In order to build and maintain leadership capacity in other policy areas, Germany will need to invest in EU capacities in two ways. First, it will not be able to drive EU efforts forward unless it continues to take on a large share of the burden of joint solutions, in particular as a number of member states, including Greece, Spain, and Portugal, as well as Italy and France, are still recovering slowly from the financial and economic crises of the past years. This does not mean that the German government cannot also help build European solidarity mechanisms from which it may eventually benefit itself – for instance for sharing the costs of handling the refugee crisis, or for strengthening crisis resilience in the euro area. In fact, as the influx of refugees continues to put stress on Merkel, Berlin may need to make the case at home that the EU also helps Germany cope in order to maintain public support.
Secondly, the German government will have to invest in building trust, consensus, and coalitions. As the back-and-forth in the refugee crisis or Germany’s pressuring of Greece have shown, any surprise move from the German government risks being interpreted as a manifestation of self-interest and a misuse of its power position. Building and maintaining partnerships and coalitions will require more time and consistent political effort than Berlin has been investing. Germany, as the most powerful country, will likely also need to resort to issue-linkages and cross-policy deals, for instance to keep closed ranks on Russia or to find compromises on the migration issue.
Meanwhile, German policy-makers and the German public will need to learn how to deal with criticism without dismissing it as a natural side effect of a leadership role. Since the financial and economic crises hit the eurozone eight years ago, Germany’s role in Europe has been vehemently criticized; Germany has been accused of shirking responsibility, obstructing progress, and leading in the wrong direction as it suits national preferences. Policy-makers in Berlin need to get better at engaging with their critics, and even learn from them when trying to tackle European challenges.

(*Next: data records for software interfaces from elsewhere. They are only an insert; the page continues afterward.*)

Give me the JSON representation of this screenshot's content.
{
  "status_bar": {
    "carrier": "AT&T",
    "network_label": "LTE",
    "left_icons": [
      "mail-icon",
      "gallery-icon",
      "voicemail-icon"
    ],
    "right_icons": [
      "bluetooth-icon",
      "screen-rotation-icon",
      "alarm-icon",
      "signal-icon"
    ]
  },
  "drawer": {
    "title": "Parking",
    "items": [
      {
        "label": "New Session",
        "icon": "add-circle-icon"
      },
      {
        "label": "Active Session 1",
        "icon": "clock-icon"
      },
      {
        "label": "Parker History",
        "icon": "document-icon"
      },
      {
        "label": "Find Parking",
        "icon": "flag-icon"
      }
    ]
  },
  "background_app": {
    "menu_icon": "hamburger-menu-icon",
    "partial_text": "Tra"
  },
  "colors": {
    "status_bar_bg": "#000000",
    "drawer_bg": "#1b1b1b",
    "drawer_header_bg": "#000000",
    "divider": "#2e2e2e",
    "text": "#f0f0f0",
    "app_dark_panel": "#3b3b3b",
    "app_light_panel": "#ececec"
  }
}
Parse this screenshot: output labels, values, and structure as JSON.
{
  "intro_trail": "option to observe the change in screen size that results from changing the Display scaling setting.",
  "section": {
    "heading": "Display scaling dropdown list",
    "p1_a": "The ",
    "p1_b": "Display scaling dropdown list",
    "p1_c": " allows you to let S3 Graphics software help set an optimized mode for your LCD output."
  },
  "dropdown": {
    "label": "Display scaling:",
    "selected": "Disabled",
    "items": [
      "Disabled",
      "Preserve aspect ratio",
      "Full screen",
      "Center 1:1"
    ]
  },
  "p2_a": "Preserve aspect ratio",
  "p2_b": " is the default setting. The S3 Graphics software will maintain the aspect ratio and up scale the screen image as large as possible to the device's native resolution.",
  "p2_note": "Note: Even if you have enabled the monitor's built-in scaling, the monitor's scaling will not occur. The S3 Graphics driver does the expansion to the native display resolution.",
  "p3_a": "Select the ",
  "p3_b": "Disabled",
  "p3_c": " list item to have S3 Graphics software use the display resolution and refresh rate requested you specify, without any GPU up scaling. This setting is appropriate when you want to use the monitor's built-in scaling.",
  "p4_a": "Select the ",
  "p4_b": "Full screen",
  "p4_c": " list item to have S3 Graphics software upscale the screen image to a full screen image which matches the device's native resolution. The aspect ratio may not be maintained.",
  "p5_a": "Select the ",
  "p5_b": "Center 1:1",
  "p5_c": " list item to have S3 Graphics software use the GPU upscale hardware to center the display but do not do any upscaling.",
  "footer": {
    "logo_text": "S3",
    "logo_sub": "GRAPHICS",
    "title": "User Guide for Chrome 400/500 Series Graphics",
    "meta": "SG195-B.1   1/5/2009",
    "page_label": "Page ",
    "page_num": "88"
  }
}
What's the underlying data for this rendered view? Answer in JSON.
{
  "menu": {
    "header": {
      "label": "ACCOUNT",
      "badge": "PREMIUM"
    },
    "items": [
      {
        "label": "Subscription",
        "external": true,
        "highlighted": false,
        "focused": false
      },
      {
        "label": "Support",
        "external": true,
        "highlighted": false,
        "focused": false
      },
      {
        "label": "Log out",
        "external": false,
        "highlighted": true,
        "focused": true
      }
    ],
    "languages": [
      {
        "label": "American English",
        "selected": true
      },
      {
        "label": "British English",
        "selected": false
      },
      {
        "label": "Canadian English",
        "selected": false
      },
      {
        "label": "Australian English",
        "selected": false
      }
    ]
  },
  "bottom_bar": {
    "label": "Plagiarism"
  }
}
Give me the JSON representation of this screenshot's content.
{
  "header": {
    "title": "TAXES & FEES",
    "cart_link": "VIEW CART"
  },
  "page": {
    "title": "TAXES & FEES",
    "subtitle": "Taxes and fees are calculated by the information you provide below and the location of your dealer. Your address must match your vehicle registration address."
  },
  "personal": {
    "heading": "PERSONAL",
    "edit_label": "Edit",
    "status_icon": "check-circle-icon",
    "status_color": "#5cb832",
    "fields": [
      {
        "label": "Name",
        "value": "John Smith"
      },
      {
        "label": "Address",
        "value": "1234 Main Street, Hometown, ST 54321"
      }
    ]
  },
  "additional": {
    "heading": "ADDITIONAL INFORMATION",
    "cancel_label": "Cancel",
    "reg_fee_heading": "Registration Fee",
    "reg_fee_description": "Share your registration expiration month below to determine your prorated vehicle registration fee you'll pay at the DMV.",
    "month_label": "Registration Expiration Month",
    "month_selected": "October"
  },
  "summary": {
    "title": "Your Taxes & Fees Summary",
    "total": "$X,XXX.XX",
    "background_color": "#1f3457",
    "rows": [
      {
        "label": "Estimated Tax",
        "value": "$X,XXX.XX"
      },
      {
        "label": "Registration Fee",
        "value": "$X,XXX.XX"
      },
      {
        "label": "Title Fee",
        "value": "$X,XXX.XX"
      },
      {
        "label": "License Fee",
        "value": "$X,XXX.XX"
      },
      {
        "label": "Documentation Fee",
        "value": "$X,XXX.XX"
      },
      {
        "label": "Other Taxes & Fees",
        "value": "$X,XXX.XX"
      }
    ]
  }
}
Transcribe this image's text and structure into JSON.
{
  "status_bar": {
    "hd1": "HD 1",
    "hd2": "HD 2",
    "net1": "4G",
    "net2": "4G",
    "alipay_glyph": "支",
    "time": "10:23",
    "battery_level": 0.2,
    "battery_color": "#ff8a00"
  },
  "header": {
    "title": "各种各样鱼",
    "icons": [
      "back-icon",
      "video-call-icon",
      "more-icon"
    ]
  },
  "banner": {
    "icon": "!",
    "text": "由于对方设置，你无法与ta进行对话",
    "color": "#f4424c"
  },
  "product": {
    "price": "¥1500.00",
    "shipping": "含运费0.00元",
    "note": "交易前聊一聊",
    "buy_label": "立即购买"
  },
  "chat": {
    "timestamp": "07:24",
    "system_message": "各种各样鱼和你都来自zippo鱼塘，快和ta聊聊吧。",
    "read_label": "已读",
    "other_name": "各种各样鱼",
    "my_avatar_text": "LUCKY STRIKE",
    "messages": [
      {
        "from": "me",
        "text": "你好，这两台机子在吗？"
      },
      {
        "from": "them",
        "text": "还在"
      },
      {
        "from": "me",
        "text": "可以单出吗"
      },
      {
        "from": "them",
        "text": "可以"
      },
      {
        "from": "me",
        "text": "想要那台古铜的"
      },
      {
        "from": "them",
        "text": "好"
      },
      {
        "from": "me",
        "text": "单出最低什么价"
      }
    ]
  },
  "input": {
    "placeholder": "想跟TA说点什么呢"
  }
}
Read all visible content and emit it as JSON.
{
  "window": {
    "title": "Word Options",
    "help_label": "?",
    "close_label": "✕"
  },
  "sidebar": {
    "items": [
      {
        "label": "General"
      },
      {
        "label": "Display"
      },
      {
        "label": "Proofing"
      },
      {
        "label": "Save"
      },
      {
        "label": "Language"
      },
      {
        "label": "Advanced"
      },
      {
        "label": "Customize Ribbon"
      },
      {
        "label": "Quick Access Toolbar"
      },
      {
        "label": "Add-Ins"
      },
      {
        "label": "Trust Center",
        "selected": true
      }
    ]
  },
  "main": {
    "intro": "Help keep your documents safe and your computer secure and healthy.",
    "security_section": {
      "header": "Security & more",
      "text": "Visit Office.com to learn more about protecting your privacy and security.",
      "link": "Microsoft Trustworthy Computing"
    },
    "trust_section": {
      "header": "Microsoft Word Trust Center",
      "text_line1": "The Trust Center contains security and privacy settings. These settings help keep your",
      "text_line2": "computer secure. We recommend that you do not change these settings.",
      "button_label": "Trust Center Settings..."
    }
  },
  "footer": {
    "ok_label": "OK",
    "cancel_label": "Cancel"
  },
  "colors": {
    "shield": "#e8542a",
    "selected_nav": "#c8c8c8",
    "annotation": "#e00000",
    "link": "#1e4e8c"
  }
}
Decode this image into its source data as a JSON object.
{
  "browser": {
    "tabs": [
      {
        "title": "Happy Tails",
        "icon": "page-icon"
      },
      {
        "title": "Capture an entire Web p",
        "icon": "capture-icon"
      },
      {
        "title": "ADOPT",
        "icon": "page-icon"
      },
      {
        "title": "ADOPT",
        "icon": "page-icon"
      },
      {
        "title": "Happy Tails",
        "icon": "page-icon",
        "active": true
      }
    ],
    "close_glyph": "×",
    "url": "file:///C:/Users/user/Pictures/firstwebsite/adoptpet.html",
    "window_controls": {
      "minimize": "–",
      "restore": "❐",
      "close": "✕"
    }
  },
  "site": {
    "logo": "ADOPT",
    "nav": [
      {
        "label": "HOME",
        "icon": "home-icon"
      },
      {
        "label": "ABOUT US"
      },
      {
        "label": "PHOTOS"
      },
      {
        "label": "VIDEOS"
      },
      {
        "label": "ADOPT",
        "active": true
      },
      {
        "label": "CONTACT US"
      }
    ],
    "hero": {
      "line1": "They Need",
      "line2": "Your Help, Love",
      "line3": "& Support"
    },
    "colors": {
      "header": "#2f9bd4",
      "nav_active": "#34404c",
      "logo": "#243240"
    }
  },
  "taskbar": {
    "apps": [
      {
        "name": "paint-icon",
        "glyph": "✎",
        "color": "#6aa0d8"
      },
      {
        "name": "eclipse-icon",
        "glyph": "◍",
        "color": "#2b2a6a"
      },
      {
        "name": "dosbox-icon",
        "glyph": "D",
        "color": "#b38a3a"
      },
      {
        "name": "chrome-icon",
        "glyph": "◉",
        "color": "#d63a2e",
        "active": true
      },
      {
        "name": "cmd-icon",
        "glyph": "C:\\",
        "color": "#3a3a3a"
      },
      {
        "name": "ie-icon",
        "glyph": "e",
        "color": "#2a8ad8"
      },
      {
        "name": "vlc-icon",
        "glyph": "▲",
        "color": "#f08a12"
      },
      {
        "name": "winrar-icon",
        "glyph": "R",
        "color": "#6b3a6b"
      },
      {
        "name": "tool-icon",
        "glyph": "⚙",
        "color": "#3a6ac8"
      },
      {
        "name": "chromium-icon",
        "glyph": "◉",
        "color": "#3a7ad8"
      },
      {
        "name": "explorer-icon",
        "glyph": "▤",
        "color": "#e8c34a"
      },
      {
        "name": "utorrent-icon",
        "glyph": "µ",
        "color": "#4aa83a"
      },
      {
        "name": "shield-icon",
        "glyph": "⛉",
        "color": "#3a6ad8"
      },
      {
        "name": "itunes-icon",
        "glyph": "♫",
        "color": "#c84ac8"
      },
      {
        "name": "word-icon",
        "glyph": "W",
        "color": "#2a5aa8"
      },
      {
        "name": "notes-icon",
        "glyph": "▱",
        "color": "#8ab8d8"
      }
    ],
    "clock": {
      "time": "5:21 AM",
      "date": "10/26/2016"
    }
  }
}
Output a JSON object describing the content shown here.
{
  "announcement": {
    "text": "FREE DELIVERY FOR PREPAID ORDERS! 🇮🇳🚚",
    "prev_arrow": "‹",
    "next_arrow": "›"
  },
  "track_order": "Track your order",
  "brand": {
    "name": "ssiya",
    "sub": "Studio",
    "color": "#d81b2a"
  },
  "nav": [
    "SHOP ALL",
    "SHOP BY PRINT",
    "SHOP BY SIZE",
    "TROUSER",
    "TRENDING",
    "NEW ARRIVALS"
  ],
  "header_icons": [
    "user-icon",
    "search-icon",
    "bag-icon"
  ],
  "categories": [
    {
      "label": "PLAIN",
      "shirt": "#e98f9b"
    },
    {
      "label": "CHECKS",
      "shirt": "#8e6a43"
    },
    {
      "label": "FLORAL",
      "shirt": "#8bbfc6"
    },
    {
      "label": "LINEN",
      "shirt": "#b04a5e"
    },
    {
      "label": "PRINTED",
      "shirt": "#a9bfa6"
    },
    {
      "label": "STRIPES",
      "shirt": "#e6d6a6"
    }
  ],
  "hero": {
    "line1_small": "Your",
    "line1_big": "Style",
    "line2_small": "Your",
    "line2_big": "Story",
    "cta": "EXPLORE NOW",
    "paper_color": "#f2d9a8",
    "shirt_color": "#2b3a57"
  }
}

Since 1946, and in particular since regaining full sovereignty as a nation state, Germany has always defined its European and international role as part of a European and international order that is bound by treaties, secondary law, and EU decision-making procedures. But for German citizens and next-generation leaders, Europe has become a matter of choice, not an obligation grounded on historical memory and shame. This is where the largest domestic leadership challenge for the government emerges. Voters today need more convincing.
This is an especially important task in the face of the refugee crisis, which, for Germany, is a huge socal and political challenge with the potential to destabilize Germany politically. The government will need to balance its liberalism on asylum policy, which is enshrined in the German constitution, and the capacity of its administration, civil society, and policy-makers to actually handle the practical, political and security challenges that come with the current inflow of refugees. In order to maintain Germany’s pro-European stance and its openness to globalization and internationalization, the refugee crisis must not lead to the perception of a loss of control, rising insecurity, or the return of identity issues.
A domestic political crisis leading to further polarization and possible political instability would endanger Germany’s support for European integration. The effects of this would be enormous – not only for Germany, but for Europe as a whole.